Surely a simple gesture would have sufficed. This is clearly a person who has a "power thing" over these young staff.
I certainly won't be going there for some time, especially if this person remains the manageress! Shame really, because with the correct training for these young staff, it would be a great place!
This is by far the worst pub I have ever been to! The staff have little or no respect for the customers. The manager is never around to answer questions personally. And the quality of the food and drink is poor to say the least. How this pub is still running I have no idea!
Tried to take 6 students who were doing a presentation for my company in to this pub at 12PM. All were wearing suits as I was. The attitude of the "punk" on the door was a credit to the early rock culture, I was surprised he didn't spit! The girl he was chatting to was more interesting than the 7 clients. He told us to wait 4 hours until he let us in or until it was 12pm by his phone. We humoured him for 4 minutes whilst we stood outside talking.
In the end we went down the road for 7 meals and 7 rounds and had a great time! I as a 50+ customer in smart attire do not expect to be treated as a low life idiot, by a throw back punk with an attitude as backward as the hair cut.
Great way to introduce Sheffield to a visitor and embarrass 6 regulars well done.
Andy, from The Cobden View at Crookes will be running the business for Sam & Simon who have moved on to other things, down South.
I am sure the original atmosphere will be re-captured if the Cobden View is anything to go by, where you never get served an off pint, there is always a wide selection of beers. There won't be a chance of the Red Deer running out of beer again if its run like the Cobden.
I am sure we will see changes pretty soon, and I look forward to visiting it again!
Food was OK. Manager was helpful, but some of the young staff were rude, unhelpful and surly, and certainly need some training in customer-care! They also need to do a stock-check more often - various condiments, including salt (somewhat basic!), not available when we asked.
Mint ice-cream bombe delivered instead of the ordered chocolate one. Explanation as it was banged down on the table? "That's all we've got".
Will we go again to Rawson Spring? Well, not to eat, anyway. I'd rather try other Wetherspoon's in Sheffield. It's a pity, because the pub is OK, but friendly and helpful staff would make it a much more pleasant venue.
This pub used to be really excellent, with warm friendly lighting, and is still good in terms of the real ales, comfortable settees, wooden panels, and beer garden.
However, recently some changes have been made that are clearly a step in the wrong direction.
When last I visited (2 weeks ago) it had changed in a most unpleasant manner. The lighting was bright and harsh blue-ish white in colour, reminiscent of a police line up.
We did find one snug bit in a corner and sat down, only to find a gigantic TV screen descending onto our heads.
It's such a shame to see a beautiful old-fashioned pub like this being turned into yet another noisy sports pub with tasteless lighting and bright white walls.

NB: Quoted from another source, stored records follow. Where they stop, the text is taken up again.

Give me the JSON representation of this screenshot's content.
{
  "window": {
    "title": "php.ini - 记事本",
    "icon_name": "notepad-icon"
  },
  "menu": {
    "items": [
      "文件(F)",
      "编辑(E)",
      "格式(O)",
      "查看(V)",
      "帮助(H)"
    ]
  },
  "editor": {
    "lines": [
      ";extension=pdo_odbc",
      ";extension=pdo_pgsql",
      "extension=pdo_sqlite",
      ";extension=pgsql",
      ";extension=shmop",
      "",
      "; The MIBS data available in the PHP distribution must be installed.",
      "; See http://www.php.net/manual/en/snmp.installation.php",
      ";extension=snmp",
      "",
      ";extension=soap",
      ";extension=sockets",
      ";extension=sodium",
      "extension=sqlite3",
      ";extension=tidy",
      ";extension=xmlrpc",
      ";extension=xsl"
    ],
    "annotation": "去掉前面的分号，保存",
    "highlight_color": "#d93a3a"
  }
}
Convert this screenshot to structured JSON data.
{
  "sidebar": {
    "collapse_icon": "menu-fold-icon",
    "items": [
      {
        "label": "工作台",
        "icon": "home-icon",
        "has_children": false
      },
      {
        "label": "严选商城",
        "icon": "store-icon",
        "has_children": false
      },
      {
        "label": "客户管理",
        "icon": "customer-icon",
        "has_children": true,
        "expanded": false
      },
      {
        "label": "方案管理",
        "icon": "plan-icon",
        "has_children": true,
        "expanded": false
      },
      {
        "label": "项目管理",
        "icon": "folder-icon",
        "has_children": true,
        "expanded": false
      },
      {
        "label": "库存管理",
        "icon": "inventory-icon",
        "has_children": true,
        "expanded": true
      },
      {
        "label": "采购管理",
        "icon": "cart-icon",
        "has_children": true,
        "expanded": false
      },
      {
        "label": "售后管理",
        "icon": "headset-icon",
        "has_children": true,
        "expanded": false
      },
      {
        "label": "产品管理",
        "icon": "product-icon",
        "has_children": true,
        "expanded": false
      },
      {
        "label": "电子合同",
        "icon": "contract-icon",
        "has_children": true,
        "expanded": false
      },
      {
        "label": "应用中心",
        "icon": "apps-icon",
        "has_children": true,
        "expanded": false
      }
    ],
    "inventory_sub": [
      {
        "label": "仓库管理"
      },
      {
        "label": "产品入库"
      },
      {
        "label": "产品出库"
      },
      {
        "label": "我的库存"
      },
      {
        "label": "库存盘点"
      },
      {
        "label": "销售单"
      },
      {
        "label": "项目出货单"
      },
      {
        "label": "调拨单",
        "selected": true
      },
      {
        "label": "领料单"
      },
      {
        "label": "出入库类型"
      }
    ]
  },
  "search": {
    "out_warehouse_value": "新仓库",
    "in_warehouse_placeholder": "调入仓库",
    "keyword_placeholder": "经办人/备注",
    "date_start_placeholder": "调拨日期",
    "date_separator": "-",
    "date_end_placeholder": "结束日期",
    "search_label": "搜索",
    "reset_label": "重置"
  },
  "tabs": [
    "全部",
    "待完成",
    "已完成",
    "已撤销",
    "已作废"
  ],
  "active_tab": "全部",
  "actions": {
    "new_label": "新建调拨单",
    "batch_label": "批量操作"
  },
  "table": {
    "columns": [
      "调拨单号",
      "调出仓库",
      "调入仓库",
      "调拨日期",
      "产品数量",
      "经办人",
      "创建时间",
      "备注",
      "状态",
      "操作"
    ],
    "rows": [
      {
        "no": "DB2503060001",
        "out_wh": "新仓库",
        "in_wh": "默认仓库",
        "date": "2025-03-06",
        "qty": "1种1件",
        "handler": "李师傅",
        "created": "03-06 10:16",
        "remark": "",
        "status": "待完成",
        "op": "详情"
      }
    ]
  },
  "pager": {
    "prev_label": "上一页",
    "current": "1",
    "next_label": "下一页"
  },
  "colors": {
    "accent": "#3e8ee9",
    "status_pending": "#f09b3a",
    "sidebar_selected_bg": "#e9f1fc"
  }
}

I can see that there is a laudable attempt to use low energy lighting, but I would suggest to the owners that they might invest in some lampshades to mute this harsh colour. Fluorescent lighting has no charm at all.